University of Connecticut University of UC Title Fallback Connecticut

International Collaborations

Yerevan State University – Armenia Studies Project

The effort to bring Armenian studies to the University of Connecticut began in 1984 when a small group of volunteers started a fundraising campaign. In 1993 Dr. Ludmila Haroutunian of Yerevan State University (YSU) made a number of presentations at the University and at meetings with Connecticut’s Armenian-American community. Dr. Haroutunian’s presence at UConn in 1993 was in association with what has become the cornerstone of the UConn-YSU Armenia relationship, close academic ties between UConn’s School of Social Work and YSU’s faculty of sociology.

Dr. Rebecca Thomas, the director for the Center for International Social Work Studies teaches a bi-annual course called “Comparative Social Welfare Policy between the United States and Armenia.”

Armenia Course Abroad Information

UConn’s School of Social Work has sustained a longstanding partnership with Armenia’s Yerevan State University for over 20 years, with annual student exchanges taking place between universities. YSU’s social work program was recently developed in 1996, and the university currently offers multiple programs of study (BSW, MSW, and other course options) for social work education.

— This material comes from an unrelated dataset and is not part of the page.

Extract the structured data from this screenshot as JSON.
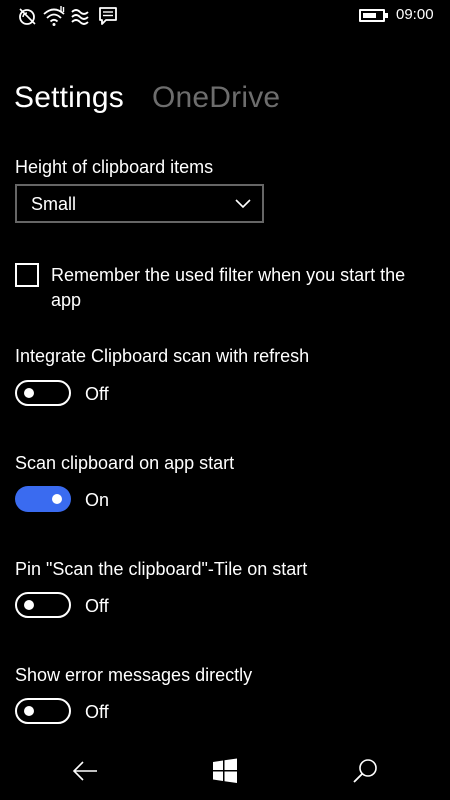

The relationship between UConn and YSU provides an invaluable experience for students wishing to do international research and field study, and is an excellent opportunity for cross-cultural learning and networking. Students engaging in the course and/or travel experience can expect to learn differing approaches to social work and social welfare systems, as well as gaining cultural knowledge and expertise about Armenia.

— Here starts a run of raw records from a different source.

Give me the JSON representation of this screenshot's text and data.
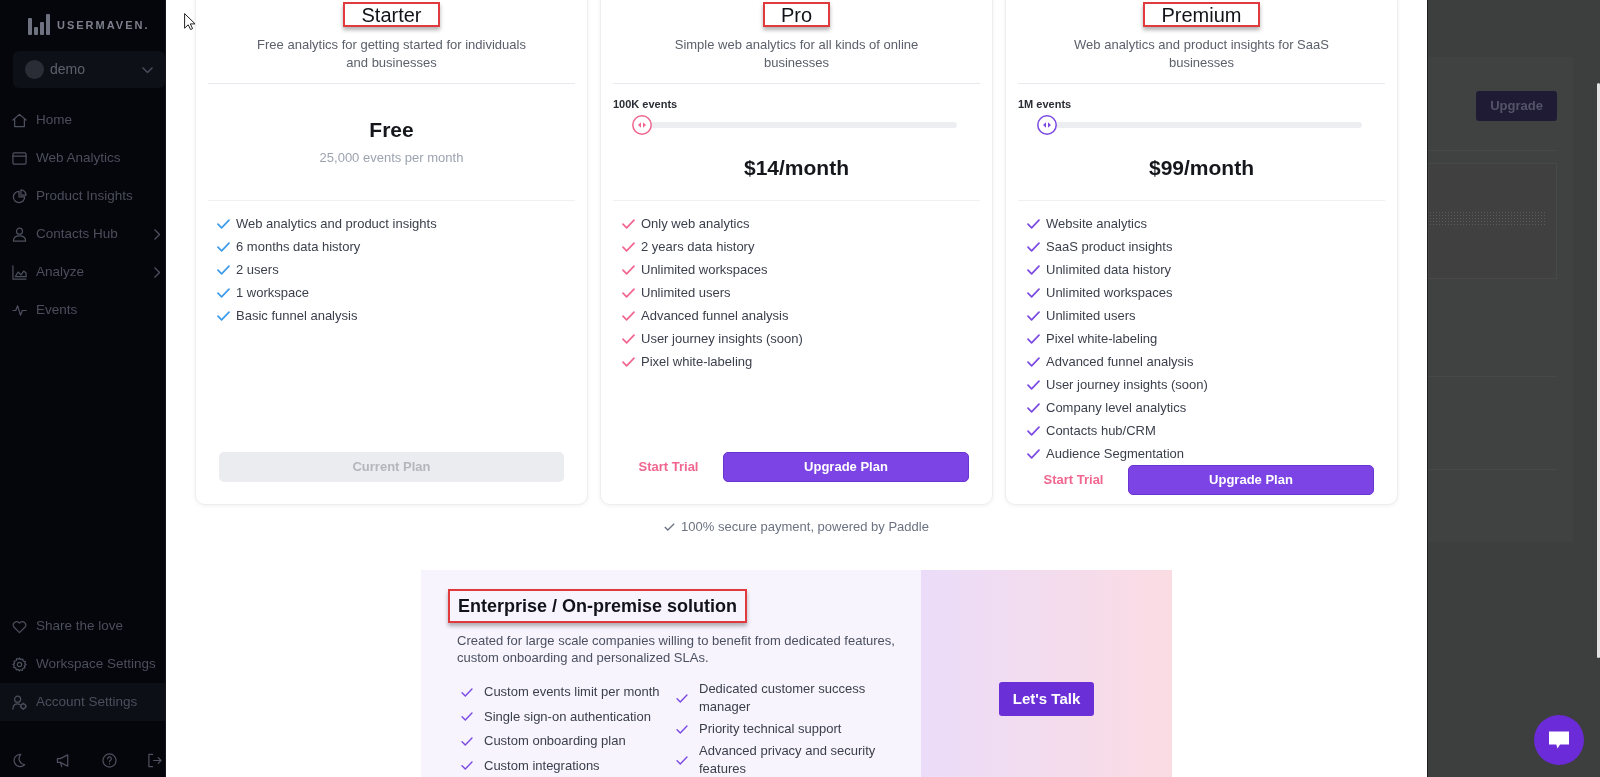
{
  "sidebar": {
    "logo": "USERMAVEN.",
    "workspace": "demo",
    "nav": [
      {
        "label": "Home",
        "submenu": false,
        "selected": false
      },
      {
        "label": "Web Analytics",
        "submenu": false,
        "selected": false
      },
      {
        "label": "Product Insights",
        "submenu": false,
        "selected": false
      },
      {
        "label": "Contacts Hub",
        "submenu": true,
        "selected": false
      },
      {
        "label": "Analyze",
        "submenu": true,
        "selected": false
      },
      {
        "label": "Events",
        "submenu": false,
        "selected": false
      }
    ],
    "footer_nav": [
      {
        "label": "Share the love",
        "selected": false
      },
      {
        "label": "Workspace Settings",
        "selected": false
      },
      {
        "label": "Account Settings",
        "selected": true
      }
    ]
  },
  "plans": [
    {
      "name": "Starter",
      "marked": true,
      "description": "Free analytics for getting started for individuals and businesses",
      "color": "#3d9be9",
      "price": "Free",
      "price_note": "25,000 events per month",
      "features": [
        "Web analytics and product insights",
        "6 months data history",
        "2 users",
        "1 workspace",
        "Basic funnel analysis"
      ],
      "buttons": [
        {
          "label": "Current Plan",
          "kind": "solid",
          "disabled": true
        }
      ]
    },
    {
      "name": "Pro",
      "marked": true,
      "description": "Simple web analytics for all kinds of online businesses",
      "color": "#f0668f",
      "events": {
        "label": "100K events",
        "level": 0
      },
      "price": "$14/month",
      "features": [
        "Only web analytics",
        "2 years data history",
        "Unlimited workspaces",
        "Unlimited users",
        "Advanced funnel analysis",
        "User journey insights (soon)",
        "Pixel white-labeling"
      ],
      "buttons": [
        {
          "label": "Start Trial",
          "kind": "text",
          "disabled": false
        },
        {
          "label": "Upgrade Plan",
          "kind": "solid",
          "disabled": false
        }
      ]
    },
    {
      "name": "Premium",
      "marked": true,
      "description": "Web analytics and product insights for SaaS businesses",
      "color": "#7b4ae2",
      "events": {
        "label": "1M events",
        "level": 0
      },
      "price": "$99/month",
      "features": [
        "Website analytics",
        "SaaS product insights",
        "Unlimited data history",
        "Unlimited workspaces",
        "Unlimited users",
        "Pixel white-labeling",
        "Advanced funnel analysis",
        "User journey insights (soon)",
        "Company level analytics",
        "Contacts hub/CRM",
        "Audience Segmentation"
      ],
      "buttons": [
        {
          "label": "Start Trial",
          "kind": "text",
          "disabled": false
        },
        {
          "label": "Upgrade Plan",
          "kind": "solid",
          "disabled": false
        }
      ]
    }
  ],
  "payment_note": "100% secure payment, powered by Paddle",
  "enterprise": {
    "title": "Enterprise / On-premise solution",
    "marked": true,
    "description": "Created for large scale companies willing to benefit from dedicated features, custom onboarding and personalized SLAs.",
    "feature_columns": [
      [
        "Custom events limit per month",
        "Single sign-on authentication",
        "Custom onboarding plan",
        "Custom integrations"
      ],
      [
        "Dedicated customer success manager",
        "Priority technical support",
        "Advanced privacy and security features"
      ]
    ],
    "button": "Let's Talk"
  },
  "background_page": {
    "upgrade_button": "Upgrade"
  }
}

The partnership is currently taking a more research-based focus both in Armenia and Connecticut. Students engaging in international travel should expect to be part of a research delegation, and field research will be a significant component of their time spent in Armenia. They will also have ample opportunities to engage in cultural and historical activities of their choosing in their leisure time, and will likely forge new friendships as well as professional connections while visiting.

Linkage Program with University of the West Indies Mona Campus – Jamaica

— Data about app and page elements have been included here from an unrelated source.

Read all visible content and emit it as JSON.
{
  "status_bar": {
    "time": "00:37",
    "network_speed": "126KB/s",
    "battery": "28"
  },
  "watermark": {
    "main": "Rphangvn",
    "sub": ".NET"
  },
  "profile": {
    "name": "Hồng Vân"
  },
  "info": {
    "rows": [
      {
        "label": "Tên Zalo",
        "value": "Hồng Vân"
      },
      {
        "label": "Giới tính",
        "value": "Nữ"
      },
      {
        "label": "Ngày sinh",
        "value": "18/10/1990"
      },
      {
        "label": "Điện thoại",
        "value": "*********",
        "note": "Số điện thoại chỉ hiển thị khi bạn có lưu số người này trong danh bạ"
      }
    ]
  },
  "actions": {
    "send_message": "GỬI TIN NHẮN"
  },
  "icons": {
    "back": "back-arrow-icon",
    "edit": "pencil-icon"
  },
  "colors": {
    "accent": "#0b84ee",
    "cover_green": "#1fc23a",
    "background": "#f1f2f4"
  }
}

The University of Connecticut School of Social Work and the Department of Sociology, Psychology and Social Work of the University of the West Indies in Jamaica have been engaged in a multi-faceted collaborative relationship for more than a decade. Discussions between the two programs began informally in 1992 and were expanded in faculty exchange visits that began in 1993 and 1994. A Memorandum of Agreement was signed in 1995. Exchange visits and collaborative projects have continued since that time, as will be briefly detailed here.

The two programs were brought together by areas of mutual interest. The Greater Hartford area in which the School of Social Work is located has one of the largest concentrations of immigrants from the West Indies in the United States. Although the West Indian residents are diverse, the largest number come from Jamaica. Initially, the exchange emphasized the issue of migration. This is still an important dimension of the exchange, but many additional areas of mutual interest, including social welfare management, child welfare, HIV/AIDS, sickle cell disease and field education have been addressed.

For additional information on the exchange project, readers are referred to two published discussions:

John A. Maxwell and Lynne M. Healy, (2003) “Mutual Assistance Through an Ongoing United States—Caribbean Partnership: University of Connecticut and University of the West Indies in Jamaica,“ in L. Healy, Y. Asamoah and M.C. Hokenstad, editors, Models of International Collaboration in Social Work Education. Alexandria, VA: CSWE, pp. 51-60.

L. M. Healy, J. A. Maxwell and B.A. Pine, (1999). Exchanges that Work: Mutuality and Sustainability in a Caribbean/USA Academic Partnership. Social Development Issues. 21:3, 14-21.